On Christmas Day the astrophysicist, Vera Rubin died at the age of 88. It was her groundbreaking and unorthodox work in the 1970s that confirmed the existence of dark matter.
When discussing her career options, a high school physics teacher told her, "As long as you stay away from science, you should do OK." However, Rubin was passionate about astronomy having watched stars late into the night and built her own telescope at the age of 14. After graduating, she was rebuffed by Princeton from their graduate school because women weren't accepted on the course (this held until 1975). By this time she had one child and another on the way.
She looked for a problem she could do at her own pace that was family friendly. She resisted the fashionable study of black holes to focus on a little known area, the examination of the orbit of galaxies. She noticed a curious phenomenon. The stars on the outer rim of galaxies travelled as fast as those in the centre. This was unexpected. It was either Newton’s gravitation laws failed, or a huge amount of invisible mass was holding the stars together. This unseen substance has since been called dark matter. After studying 200 galaxies, there was a gradual and grudging acceptance of her work. Nowadays it's believed that more than 90 percent of the universe is composed of dark energy and dark matter “and now," Rubin said,"we learn that we are just studying the 5% or 10% that is luminous.”
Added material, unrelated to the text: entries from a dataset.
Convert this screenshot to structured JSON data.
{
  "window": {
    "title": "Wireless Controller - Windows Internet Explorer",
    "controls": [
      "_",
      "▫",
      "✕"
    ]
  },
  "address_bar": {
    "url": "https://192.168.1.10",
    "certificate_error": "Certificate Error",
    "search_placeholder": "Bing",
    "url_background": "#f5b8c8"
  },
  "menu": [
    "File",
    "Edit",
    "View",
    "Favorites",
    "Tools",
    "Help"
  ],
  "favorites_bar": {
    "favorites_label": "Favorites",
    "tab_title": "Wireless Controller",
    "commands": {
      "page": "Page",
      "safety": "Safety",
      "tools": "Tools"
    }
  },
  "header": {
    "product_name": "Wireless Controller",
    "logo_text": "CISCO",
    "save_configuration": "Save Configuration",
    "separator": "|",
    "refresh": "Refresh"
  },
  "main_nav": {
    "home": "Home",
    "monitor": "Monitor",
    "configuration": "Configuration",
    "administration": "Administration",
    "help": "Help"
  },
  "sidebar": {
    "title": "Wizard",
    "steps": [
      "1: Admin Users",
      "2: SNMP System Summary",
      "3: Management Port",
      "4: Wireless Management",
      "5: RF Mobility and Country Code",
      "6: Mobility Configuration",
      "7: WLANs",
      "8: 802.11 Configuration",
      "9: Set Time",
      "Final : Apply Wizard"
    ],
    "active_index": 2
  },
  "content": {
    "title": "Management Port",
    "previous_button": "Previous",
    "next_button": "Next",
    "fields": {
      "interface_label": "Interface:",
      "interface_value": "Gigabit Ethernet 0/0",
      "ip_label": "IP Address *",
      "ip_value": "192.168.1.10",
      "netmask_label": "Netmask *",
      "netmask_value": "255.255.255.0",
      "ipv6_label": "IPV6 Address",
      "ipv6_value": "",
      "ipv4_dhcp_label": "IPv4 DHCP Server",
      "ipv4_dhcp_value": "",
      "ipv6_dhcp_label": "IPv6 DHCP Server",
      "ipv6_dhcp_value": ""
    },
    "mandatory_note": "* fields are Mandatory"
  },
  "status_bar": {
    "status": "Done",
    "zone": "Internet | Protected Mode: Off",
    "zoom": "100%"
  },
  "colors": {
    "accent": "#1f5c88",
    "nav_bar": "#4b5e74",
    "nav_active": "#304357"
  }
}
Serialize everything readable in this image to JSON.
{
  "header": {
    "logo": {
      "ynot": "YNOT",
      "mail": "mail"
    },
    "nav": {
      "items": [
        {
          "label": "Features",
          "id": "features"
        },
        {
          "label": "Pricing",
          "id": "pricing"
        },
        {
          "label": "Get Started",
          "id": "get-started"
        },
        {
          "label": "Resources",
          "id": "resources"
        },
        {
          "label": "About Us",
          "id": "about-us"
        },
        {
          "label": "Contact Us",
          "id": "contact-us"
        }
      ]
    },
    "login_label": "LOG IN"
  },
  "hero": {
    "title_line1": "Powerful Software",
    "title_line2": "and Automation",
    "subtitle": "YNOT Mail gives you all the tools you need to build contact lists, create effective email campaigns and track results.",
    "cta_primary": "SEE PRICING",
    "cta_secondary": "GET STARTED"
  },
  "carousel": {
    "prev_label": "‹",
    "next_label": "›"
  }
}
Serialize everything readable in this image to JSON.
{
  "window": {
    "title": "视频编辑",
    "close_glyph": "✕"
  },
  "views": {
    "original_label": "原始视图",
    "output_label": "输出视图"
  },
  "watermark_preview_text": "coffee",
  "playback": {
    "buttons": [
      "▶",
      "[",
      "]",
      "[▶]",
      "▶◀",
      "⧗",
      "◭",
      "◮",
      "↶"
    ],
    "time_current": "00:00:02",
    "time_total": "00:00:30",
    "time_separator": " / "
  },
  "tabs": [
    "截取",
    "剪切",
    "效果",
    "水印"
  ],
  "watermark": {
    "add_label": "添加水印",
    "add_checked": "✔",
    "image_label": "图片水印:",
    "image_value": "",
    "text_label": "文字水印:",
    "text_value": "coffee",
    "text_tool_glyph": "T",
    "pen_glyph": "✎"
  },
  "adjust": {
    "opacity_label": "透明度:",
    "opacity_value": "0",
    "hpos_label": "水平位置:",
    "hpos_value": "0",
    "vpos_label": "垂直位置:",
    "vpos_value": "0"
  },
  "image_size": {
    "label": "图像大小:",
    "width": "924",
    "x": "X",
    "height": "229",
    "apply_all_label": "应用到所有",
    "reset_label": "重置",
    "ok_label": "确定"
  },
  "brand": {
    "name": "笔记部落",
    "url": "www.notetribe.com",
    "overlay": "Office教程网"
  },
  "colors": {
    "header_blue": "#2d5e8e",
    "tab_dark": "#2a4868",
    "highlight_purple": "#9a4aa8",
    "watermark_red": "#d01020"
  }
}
She was eventually elected to the National Academy of Science, awarded the National Medal of Science in 1993 and the Gold Medal of the Royal Astronomical Society in 1996 - the first woman to receive it since 1828.
Her advice on balancing work and family life was to “just sort of muddle through. It gets easier.” It helped that she had a supportive husband and a large house. “The kids had their rooms, and I never cared what they looked like,” she said..
In addition to her transformational work, she was a passionate advocate of women in science. She wrote, "I live and work by three basic assumptions
- There is no problem that can be solved by a man that cannot be solved by a woman.
- Worldwide, half of all brains are in women.
- We all need permission to do science, but, for reasons that are deeply ingrained in history, this permission is given to more men than it is to women."